FOREIGN VIEW: "After the unbelievable Robben case we expected them to calm down. It's better to shut up. We're fed up to the back teeth! (Van Bommel) actually has to think about who is his employer." - Bayern Munich president Uli Hoeness vents his spleen after captain Mark van Bommel returned injured from international duty with the Netherlands. Dutch FA boss Bert van Oosteven responded: "It's antisocial to communicate in the press on this issue. It's bullying."
COMING UP: Video previews, match facts and team news for each of this weekend's Premier League fixtures. Plus Jim White, Paul Parker and the Armchair Pundit will all put in their two cents about the latest topics in the game.
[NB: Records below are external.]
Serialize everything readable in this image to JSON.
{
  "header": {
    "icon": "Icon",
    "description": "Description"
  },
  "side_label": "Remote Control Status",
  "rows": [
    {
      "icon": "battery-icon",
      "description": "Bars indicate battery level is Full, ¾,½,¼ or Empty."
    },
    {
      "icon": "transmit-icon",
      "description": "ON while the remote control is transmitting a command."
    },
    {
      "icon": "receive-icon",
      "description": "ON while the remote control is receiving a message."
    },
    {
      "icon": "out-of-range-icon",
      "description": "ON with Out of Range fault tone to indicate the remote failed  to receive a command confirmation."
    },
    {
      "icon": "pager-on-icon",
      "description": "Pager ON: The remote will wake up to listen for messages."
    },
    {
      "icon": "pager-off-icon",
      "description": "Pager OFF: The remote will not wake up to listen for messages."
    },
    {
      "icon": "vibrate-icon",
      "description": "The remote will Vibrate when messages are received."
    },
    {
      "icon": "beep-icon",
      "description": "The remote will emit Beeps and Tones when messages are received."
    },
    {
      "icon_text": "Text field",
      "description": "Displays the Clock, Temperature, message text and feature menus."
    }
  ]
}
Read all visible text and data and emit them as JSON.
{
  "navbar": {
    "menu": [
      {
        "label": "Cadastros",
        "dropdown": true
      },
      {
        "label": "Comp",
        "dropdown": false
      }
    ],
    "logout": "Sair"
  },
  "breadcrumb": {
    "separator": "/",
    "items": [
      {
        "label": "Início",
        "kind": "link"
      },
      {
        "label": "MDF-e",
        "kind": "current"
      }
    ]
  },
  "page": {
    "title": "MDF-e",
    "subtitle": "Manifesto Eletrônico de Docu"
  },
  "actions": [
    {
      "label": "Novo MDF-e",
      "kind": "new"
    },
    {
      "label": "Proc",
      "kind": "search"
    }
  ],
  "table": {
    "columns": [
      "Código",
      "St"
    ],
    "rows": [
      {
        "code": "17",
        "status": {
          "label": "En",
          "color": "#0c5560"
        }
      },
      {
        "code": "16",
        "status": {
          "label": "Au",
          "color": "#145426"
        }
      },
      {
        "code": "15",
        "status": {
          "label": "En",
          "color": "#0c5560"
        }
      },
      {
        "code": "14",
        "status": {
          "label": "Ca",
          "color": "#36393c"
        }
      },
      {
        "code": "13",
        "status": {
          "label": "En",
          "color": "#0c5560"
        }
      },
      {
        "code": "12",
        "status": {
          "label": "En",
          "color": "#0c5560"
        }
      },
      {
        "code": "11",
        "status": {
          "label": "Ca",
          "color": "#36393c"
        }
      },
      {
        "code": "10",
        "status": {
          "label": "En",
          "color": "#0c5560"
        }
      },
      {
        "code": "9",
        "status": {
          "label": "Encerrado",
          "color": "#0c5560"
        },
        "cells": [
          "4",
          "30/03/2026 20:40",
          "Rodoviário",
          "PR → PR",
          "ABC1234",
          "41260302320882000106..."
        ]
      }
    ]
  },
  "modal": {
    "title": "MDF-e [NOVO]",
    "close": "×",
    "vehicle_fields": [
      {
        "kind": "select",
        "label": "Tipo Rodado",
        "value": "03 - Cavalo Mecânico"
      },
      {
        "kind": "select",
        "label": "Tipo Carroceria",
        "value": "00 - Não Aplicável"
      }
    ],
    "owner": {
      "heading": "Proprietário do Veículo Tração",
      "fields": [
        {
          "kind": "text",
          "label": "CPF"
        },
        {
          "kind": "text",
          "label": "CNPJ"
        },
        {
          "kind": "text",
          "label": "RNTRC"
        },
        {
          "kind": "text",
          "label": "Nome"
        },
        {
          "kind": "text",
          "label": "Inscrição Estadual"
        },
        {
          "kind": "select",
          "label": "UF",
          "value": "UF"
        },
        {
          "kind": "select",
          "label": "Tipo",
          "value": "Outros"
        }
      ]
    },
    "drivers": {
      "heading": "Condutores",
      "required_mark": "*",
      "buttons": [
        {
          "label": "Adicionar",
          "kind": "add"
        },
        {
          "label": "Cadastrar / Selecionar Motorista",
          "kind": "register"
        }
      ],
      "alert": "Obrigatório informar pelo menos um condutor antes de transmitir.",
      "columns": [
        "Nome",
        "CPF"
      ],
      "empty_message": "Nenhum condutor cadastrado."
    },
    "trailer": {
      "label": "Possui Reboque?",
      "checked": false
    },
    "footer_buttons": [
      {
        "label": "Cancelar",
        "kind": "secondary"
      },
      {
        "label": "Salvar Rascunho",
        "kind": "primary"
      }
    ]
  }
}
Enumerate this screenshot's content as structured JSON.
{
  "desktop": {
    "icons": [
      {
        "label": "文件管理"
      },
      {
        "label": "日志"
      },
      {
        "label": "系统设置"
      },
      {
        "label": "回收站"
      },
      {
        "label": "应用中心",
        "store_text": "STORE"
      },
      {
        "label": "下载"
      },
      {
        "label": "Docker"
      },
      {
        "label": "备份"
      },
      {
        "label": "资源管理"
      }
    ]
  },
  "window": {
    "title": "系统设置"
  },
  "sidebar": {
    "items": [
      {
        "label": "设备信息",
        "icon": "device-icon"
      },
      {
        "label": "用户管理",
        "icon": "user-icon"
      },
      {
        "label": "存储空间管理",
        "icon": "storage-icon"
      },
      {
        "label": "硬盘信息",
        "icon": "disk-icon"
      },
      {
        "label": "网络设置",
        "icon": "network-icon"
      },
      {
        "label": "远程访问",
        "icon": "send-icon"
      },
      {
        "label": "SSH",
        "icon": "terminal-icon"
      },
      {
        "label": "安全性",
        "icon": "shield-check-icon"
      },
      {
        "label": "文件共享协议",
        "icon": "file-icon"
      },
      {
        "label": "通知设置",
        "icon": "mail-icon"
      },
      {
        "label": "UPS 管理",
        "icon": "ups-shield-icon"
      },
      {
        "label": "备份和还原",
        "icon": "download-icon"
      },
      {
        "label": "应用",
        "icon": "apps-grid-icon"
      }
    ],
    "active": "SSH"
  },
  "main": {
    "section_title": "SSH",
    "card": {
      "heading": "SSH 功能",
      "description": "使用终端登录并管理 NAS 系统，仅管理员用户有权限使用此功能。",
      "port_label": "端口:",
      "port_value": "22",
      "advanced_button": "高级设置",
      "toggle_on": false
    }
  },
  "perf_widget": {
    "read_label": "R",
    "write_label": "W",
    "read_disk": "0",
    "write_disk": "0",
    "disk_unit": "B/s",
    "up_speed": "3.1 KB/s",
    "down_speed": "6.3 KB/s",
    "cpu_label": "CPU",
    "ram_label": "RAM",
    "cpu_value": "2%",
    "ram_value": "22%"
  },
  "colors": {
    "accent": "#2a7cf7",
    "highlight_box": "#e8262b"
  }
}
But, before that, you can follow live coverage of the Shanghai Masters tennis.